Enter new wide receivers coach Tony Ball, who by most accounts has really attacked this unit with an eye for precision and detail. Adam Henry had more of an NFL mindset, holding players to their own standards. If they didn't do the things he wanted, they just wouldn't get on the field. Ball is much more of a whip-cracker, so to speak. On some practice videos, he can be seen holding up the entire group to make sure a player is performing a drill exactly the way he wants. That's exactly the kind of reputation he brought over from Georgia, and it may be just what this young group needs. That's not to say that Henry didn't do a great job in his own right -- that much is obvious. But Ball may be the right guy at the right time for this unit.

What's the goal this spring?

The issues last year at receiver as part of the overall stalling of LSU's passing game is a theme that I've stayed on from the jump. But the big difference between this position and QB is that I'm not really worried about this end of the passing connection improving.

Frankly, most of the issues weren't all that unusual for young receivers. They made sense in a lot of ways and are all pretty fixable. Dural's always been on the thinner side, so it's not a shock that he wasn't as developed in the upper body to box it out with cornerbacks. Dupre, for all of his 7-on-7 work in the offseason, still has very little experience running more than screens and go-routes in actual games, coming from John Curtis. He also rarely, if ever, saw press coverage. That's also not something you can learn to fight through running around in shorts and a t-shirt in a 7-on-7 tournament, either. Diarse is a converted quarterback without much experience. Quinn took a huge hit in the Auburn game, and while it's only speculation that it maybe got in his head, I wouldn't blame him. And when everything seems to be going wrong with a passing game, letting drops get in your head is understandable. I wouldn't bet on that continuing with Quinn, who has reportedly been something of a pet project for Ball.

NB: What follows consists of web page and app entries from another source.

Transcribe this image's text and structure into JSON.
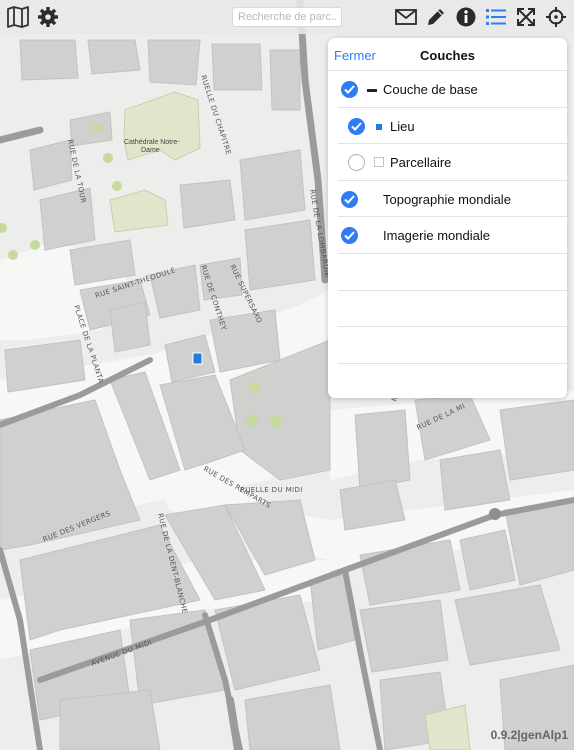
{
  "toolbar": {
    "icons": [
      "map-icon",
      "gear-icon",
      "mail-icon",
      "pencil-icon",
      "info-icon",
      "list-icon",
      "expand-icon",
      "crosshair-icon"
    ],
    "search_placeholder": "Recherche de parc...",
    "search_value": "",
    "active_icon": "list-icon",
    "accent_color": "#2e7cf6"
  },
  "layers_panel": {
    "close_label": "Fermer",
    "title": "Couches",
    "layers": [
      {
        "label": "Couche de base",
        "checked": true
      },
      {
        "label": "Lieu",
        "checked": true
      },
      {
        "label": "Parcellaire",
        "checked": false
      },
      {
        "label": "Topographie mondiale",
        "checked": true
      },
      {
        "label": "Imagerie mondiale",
        "checked": true
      }
    ]
  },
  "map": {
    "street_labels": [
      "RUE DE LA TOUR",
      "RUE SAINT-THÉODULE",
      "PLACE DE LA PLANTA",
      "RUELLE DU CHAPITRE",
      "RUE DE CONTHEY",
      "RUE SUPERSAXO",
      "RUE DE LA LOMBARDIE",
      "RUE DES REMPARTS",
      "RUELLE DU MIDI",
      "RUE DES VERGERS",
      "RUE DE LA DENT-BLANCHE",
      "AVENUE DU MIDI",
      "RUE DU RHÔNE",
      "RUE DE LA MI"
    ],
    "poi_label_lines": [
      "Cathédrale Notre-",
      "Dame"
    ]
  },
  "version": "0.9.2|genAlp1"
}
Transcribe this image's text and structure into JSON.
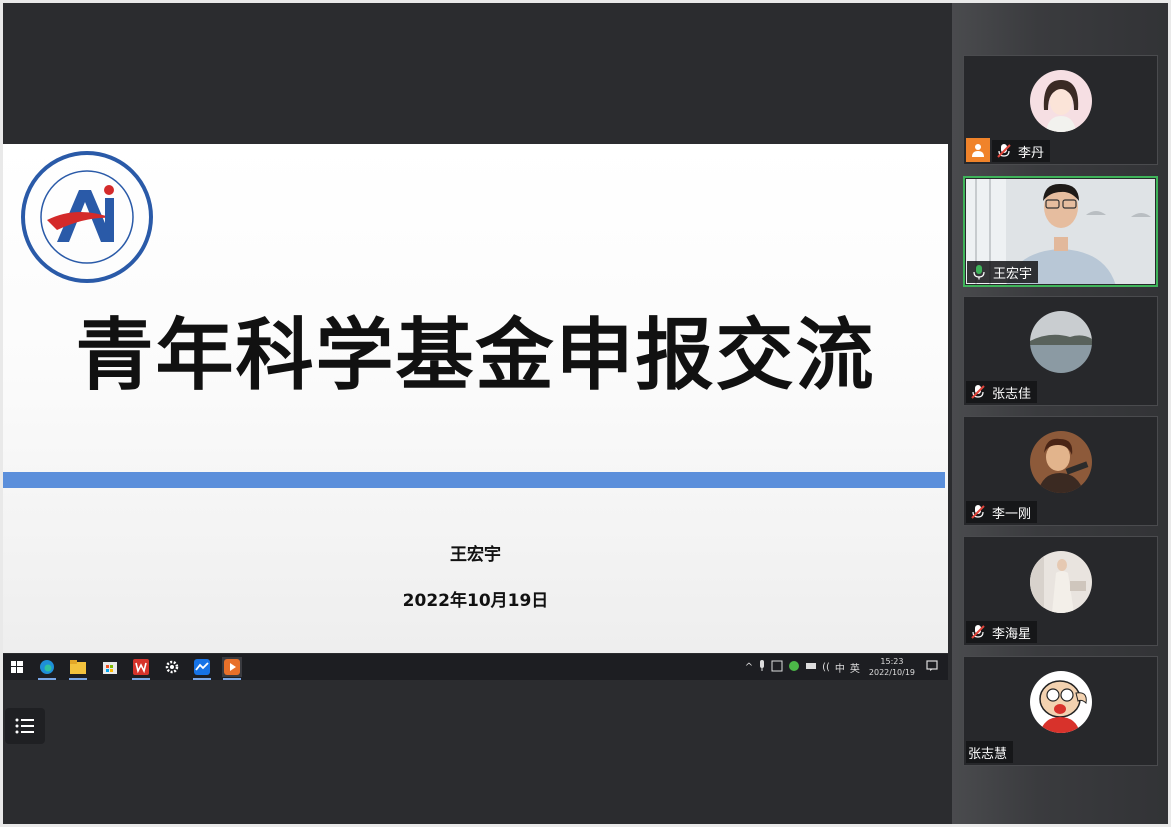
{
  "slide": {
    "title": "青年科学基金申报交流",
    "presenter": "王宏宇",
    "date": "2022年10月19日"
  },
  "taskbar": {
    "ime": "英",
    "volume": "中",
    "time": "15:23",
    "date": "2022/10/19"
  },
  "participants": [
    {
      "name": "李丹",
      "muted": true,
      "host": true
    },
    {
      "name": "王宏宇",
      "muted": false,
      "speaking": true
    },
    {
      "name": "张志佳",
      "muted": true
    },
    {
      "name": "李一刚",
      "muted": true
    },
    {
      "name": "李海星",
      "muted": true
    },
    {
      "name": "张志慧",
      "muted": true
    }
  ],
  "colors": {
    "accent_blue": "#5b8fdb",
    "active_border": "#3fb45a",
    "host_orange": "#f0832a",
    "muted_red": "#e0463c"
  }
}
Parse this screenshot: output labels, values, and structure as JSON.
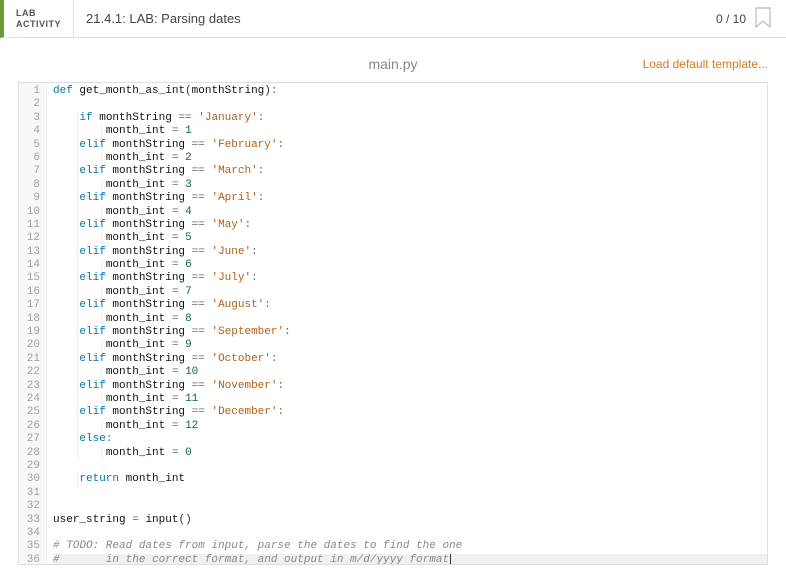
{
  "header": {
    "badge_line1": "LAB",
    "badge_line2": "ACTIVITY",
    "title": "21.4.1: LAB: Parsing dates",
    "score": "0 / 10"
  },
  "file": {
    "name": "main.py",
    "load_template": "Load default template..."
  },
  "code": {
    "total_lines": 36,
    "current_line": 36,
    "lines": [
      {
        "n": 1,
        "segs": [
          [
            "kw",
            "def"
          ],
          [
            "sp",
            " "
          ],
          [
            "fn",
            "get_month_as_int"
          ],
          [
            "paren",
            "("
          ],
          [
            "ident",
            "monthString"
          ],
          [
            "paren",
            ")"
          ],
          [
            "op",
            ":"
          ]
        ]
      },
      {
        "n": 2,
        "segs": []
      },
      {
        "n": 3,
        "segs": [
          [
            "sp",
            "    "
          ],
          [
            "kw",
            "if"
          ],
          [
            "sp",
            " "
          ],
          [
            "ident",
            "monthString"
          ],
          [
            "sp",
            " "
          ],
          [
            "op",
            "=="
          ],
          [
            "sp",
            " "
          ],
          [
            "str",
            "'January'"
          ],
          [
            "op",
            ":"
          ]
        ]
      },
      {
        "n": 4,
        "segs": [
          [
            "sp",
            "        "
          ],
          [
            "ident",
            "month_int"
          ],
          [
            "sp",
            " "
          ],
          [
            "op",
            "="
          ],
          [
            "sp",
            " "
          ],
          [
            "num",
            "1"
          ]
        ]
      },
      {
        "n": 5,
        "segs": [
          [
            "sp",
            "    "
          ],
          [
            "kw",
            "elif"
          ],
          [
            "sp",
            " "
          ],
          [
            "ident",
            "monthString"
          ],
          [
            "sp",
            " "
          ],
          [
            "op",
            "=="
          ],
          [
            "sp",
            " "
          ],
          [
            "str",
            "'February'"
          ],
          [
            "op",
            ":"
          ]
        ]
      },
      {
        "n": 6,
        "segs": [
          [
            "sp",
            "        "
          ],
          [
            "ident",
            "month_int"
          ],
          [
            "sp",
            " "
          ],
          [
            "op",
            "="
          ],
          [
            "sp",
            " "
          ],
          [
            "num",
            "2"
          ]
        ]
      },
      {
        "n": 7,
        "segs": [
          [
            "sp",
            "    "
          ],
          [
            "kw",
            "elif"
          ],
          [
            "sp",
            " "
          ],
          [
            "ident",
            "monthString"
          ],
          [
            "sp",
            " "
          ],
          [
            "op",
            "=="
          ],
          [
            "sp",
            " "
          ],
          [
            "str",
            "'March'"
          ],
          [
            "op",
            ":"
          ]
        ]
      },
      {
        "n": 8,
        "segs": [
          [
            "sp",
            "        "
          ],
          [
            "ident",
            "month_int"
          ],
          [
            "sp",
            " "
          ],
          [
            "op",
            "="
          ],
          [
            "sp",
            " "
          ],
          [
            "num",
            "3"
          ]
        ]
      },
      {
        "n": 9,
        "segs": [
          [
            "sp",
            "    "
          ],
          [
            "kw",
            "elif"
          ],
          [
            "sp",
            " "
          ],
          [
            "ident",
            "monthString"
          ],
          [
            "sp",
            " "
          ],
          [
            "op",
            "=="
          ],
          [
            "sp",
            " "
          ],
          [
            "str",
            "'April'"
          ],
          [
            "op",
            ":"
          ]
        ]
      },
      {
        "n": 10,
        "segs": [
          [
            "sp",
            "        "
          ],
          [
            "ident",
            "month_int"
          ],
          [
            "sp",
            " "
          ],
          [
            "op",
            "="
          ],
          [
            "sp",
            " "
          ],
          [
            "num",
            "4"
          ]
        ]
      },
      {
        "n": 11,
        "segs": [
          [
            "sp",
            "    "
          ],
          [
            "kw",
            "elif"
          ],
          [
            "sp",
            " "
          ],
          [
            "ident",
            "monthString"
          ],
          [
            "sp",
            " "
          ],
          [
            "op",
            "=="
          ],
          [
            "sp",
            " "
          ],
          [
            "str",
            "'May'"
          ],
          [
            "op",
            ":"
          ]
        ]
      },
      {
        "n": 12,
        "segs": [
          [
            "sp",
            "        "
          ],
          [
            "ident",
            "month_int"
          ],
          [
            "sp",
            " "
          ],
          [
            "op",
            "="
          ],
          [
            "sp",
            " "
          ],
          [
            "num",
            "5"
          ]
        ]
      },
      {
        "n": 13,
        "segs": [
          [
            "sp",
            "    "
          ],
          [
            "kw",
            "elif"
          ],
          [
            "sp",
            " "
          ],
          [
            "ident",
            "monthString"
          ],
          [
            "sp",
            " "
          ],
          [
            "op",
            "=="
          ],
          [
            "sp",
            " "
          ],
          [
            "str",
            "'June'"
          ],
          [
            "op",
            ":"
          ]
        ]
      },
      {
        "n": 14,
        "segs": [
          [
            "sp",
            "        "
          ],
          [
            "ident",
            "month_int"
          ],
          [
            "sp",
            " "
          ],
          [
            "op",
            "="
          ],
          [
            "sp",
            " "
          ],
          [
            "num",
            "6"
          ]
        ]
      },
      {
        "n": 15,
        "segs": [
          [
            "sp",
            "    "
          ],
          [
            "kw",
            "elif"
          ],
          [
            "sp",
            " "
          ],
          [
            "ident",
            "monthString"
          ],
          [
            "sp",
            " "
          ],
          [
            "op",
            "=="
          ],
          [
            "sp",
            " "
          ],
          [
            "str",
            "'July'"
          ],
          [
            "op",
            ":"
          ]
        ]
      },
      {
        "n": 16,
        "segs": [
          [
            "sp",
            "        "
          ],
          [
            "ident",
            "month_int"
          ],
          [
            "sp",
            " "
          ],
          [
            "op",
            "="
          ],
          [
            "sp",
            " "
          ],
          [
            "num",
            "7"
          ]
        ]
      },
      {
        "n": 17,
        "segs": [
          [
            "sp",
            "    "
          ],
          [
            "kw",
            "elif"
          ],
          [
            "sp",
            " "
          ],
          [
            "ident",
            "monthString"
          ],
          [
            "sp",
            " "
          ],
          [
            "op",
            "=="
          ],
          [
            "sp",
            " "
          ],
          [
            "str",
            "'August'"
          ],
          [
            "op",
            ":"
          ]
        ]
      },
      {
        "n": 18,
        "segs": [
          [
            "sp",
            "        "
          ],
          [
            "ident",
            "month_int"
          ],
          [
            "sp",
            " "
          ],
          [
            "op",
            "="
          ],
          [
            "sp",
            " "
          ],
          [
            "num",
            "8"
          ]
        ]
      },
      {
        "n": 19,
        "segs": [
          [
            "sp",
            "    "
          ],
          [
            "kw",
            "elif"
          ],
          [
            "sp",
            " "
          ],
          [
            "ident",
            "monthString"
          ],
          [
            "sp",
            " "
          ],
          [
            "op",
            "=="
          ],
          [
            "sp",
            " "
          ],
          [
            "str",
            "'September'"
          ],
          [
            "op",
            ":"
          ]
        ]
      },
      {
        "n": 20,
        "segs": [
          [
            "sp",
            "        "
          ],
          [
            "ident",
            "month_int"
          ],
          [
            "sp",
            " "
          ],
          [
            "op",
            "="
          ],
          [
            "sp",
            " "
          ],
          [
            "num",
            "9"
          ]
        ]
      },
      {
        "n": 21,
        "segs": [
          [
            "sp",
            "    "
          ],
          [
            "kw",
            "elif"
          ],
          [
            "sp",
            " "
          ],
          [
            "ident",
            "monthString"
          ],
          [
            "sp",
            " "
          ],
          [
            "op",
            "=="
          ],
          [
            "sp",
            " "
          ],
          [
            "str",
            "'October'"
          ],
          [
            "op",
            ":"
          ]
        ]
      },
      {
        "n": 22,
        "segs": [
          [
            "sp",
            "        "
          ],
          [
            "ident",
            "month_int"
          ],
          [
            "sp",
            " "
          ],
          [
            "op",
            "="
          ],
          [
            "sp",
            " "
          ],
          [
            "num",
            "10"
          ]
        ]
      },
      {
        "n": 23,
        "segs": [
          [
            "sp",
            "    "
          ],
          [
            "kw",
            "elif"
          ],
          [
            "sp",
            " "
          ],
          [
            "ident",
            "monthString"
          ],
          [
            "sp",
            " "
          ],
          [
            "op",
            "=="
          ],
          [
            "sp",
            " "
          ],
          [
            "str",
            "'November'"
          ],
          [
            "op",
            ":"
          ]
        ]
      },
      {
        "n": 24,
        "segs": [
          [
            "sp",
            "        "
          ],
          [
            "ident",
            "month_int"
          ],
          [
            "sp",
            " "
          ],
          [
            "op",
            "="
          ],
          [
            "sp",
            " "
          ],
          [
            "num",
            "11"
          ]
        ]
      },
      {
        "n": 25,
        "segs": [
          [
            "sp",
            "    "
          ],
          [
            "kw",
            "elif"
          ],
          [
            "sp",
            " "
          ],
          [
            "ident",
            "monthString"
          ],
          [
            "sp",
            " "
          ],
          [
            "op",
            "=="
          ],
          [
            "sp",
            " "
          ],
          [
            "str",
            "'December'"
          ],
          [
            "op",
            ":"
          ]
        ]
      },
      {
        "n": 26,
        "segs": [
          [
            "sp",
            "        "
          ],
          [
            "ident",
            "month_int"
          ],
          [
            "sp",
            " "
          ],
          [
            "op",
            "="
          ],
          [
            "sp",
            " "
          ],
          [
            "num",
            "12"
          ]
        ]
      },
      {
        "n": 27,
        "segs": [
          [
            "sp",
            "    "
          ],
          [
            "kw",
            "else"
          ],
          [
            "op",
            ":"
          ]
        ]
      },
      {
        "n": 28,
        "segs": [
          [
            "sp",
            "        "
          ],
          [
            "ident",
            "month_int"
          ],
          [
            "sp",
            " "
          ],
          [
            "op",
            "="
          ],
          [
            "sp",
            " "
          ],
          [
            "num",
            "0"
          ]
        ]
      },
      {
        "n": 29,
        "segs": []
      },
      {
        "n": 30,
        "segs": [
          [
            "sp",
            "    "
          ],
          [
            "kw",
            "return"
          ],
          [
            "sp",
            " "
          ],
          [
            "ident",
            "month_int"
          ]
        ]
      },
      {
        "n": 31,
        "segs": []
      },
      {
        "n": 32,
        "segs": []
      },
      {
        "n": 33,
        "segs": [
          [
            "ident",
            "user_string"
          ],
          [
            "sp",
            " "
          ],
          [
            "op",
            "="
          ],
          [
            "sp",
            " "
          ],
          [
            "fn",
            "input"
          ],
          [
            "paren",
            "()"
          ]
        ]
      },
      {
        "n": 34,
        "segs": []
      },
      {
        "n": 35,
        "segs": [
          [
            "comment",
            "# TODO: Read dates from input, parse the dates to find the one"
          ]
        ]
      },
      {
        "n": 36,
        "segs": [
          [
            "comment",
            "#       in the correct format, and output in m/d/yyyy format"
          ]
        ],
        "cursor": true
      }
    ]
  }
}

Look, no matter what happens at quarterback in the next few months, this unit needs to be ready to hold up its own end of the bargain.

What am I watching for?

It's all about progression. Dural and Dupre both appear to have added weight, and by most accounts Ball has specifically focused on their issues with physical corners. Dural may be the returning No. 1, but Dupre has every tool to surpass him and be the most well-rounded member of the group. Put both guys outside, and Diarse and Quinn are natural slot players when LSU goes four wide.

The competition here is what I want to see. The simple reality is that even if one of the quarterbacks goes absolute gangbusters next season, LSU's still going to be a team that leans on its running game a lot (rightfully so), so between the wideouts, backs and tight ends (don't laugh...yet), chances are there won't be many targets for the third and fourth receivers. And when Tyron Johnson arrives this summer, he's going to be competing for a spot on the field quickly. The guy in the back of the pack here will have to keep hustling if he wants to stay on the field.

Every player here needs to make the most of his opportunities in practices, scrimmages and the spring game. But you factor that competition in with players of this talent level, and it can make for some very exciting possibilities.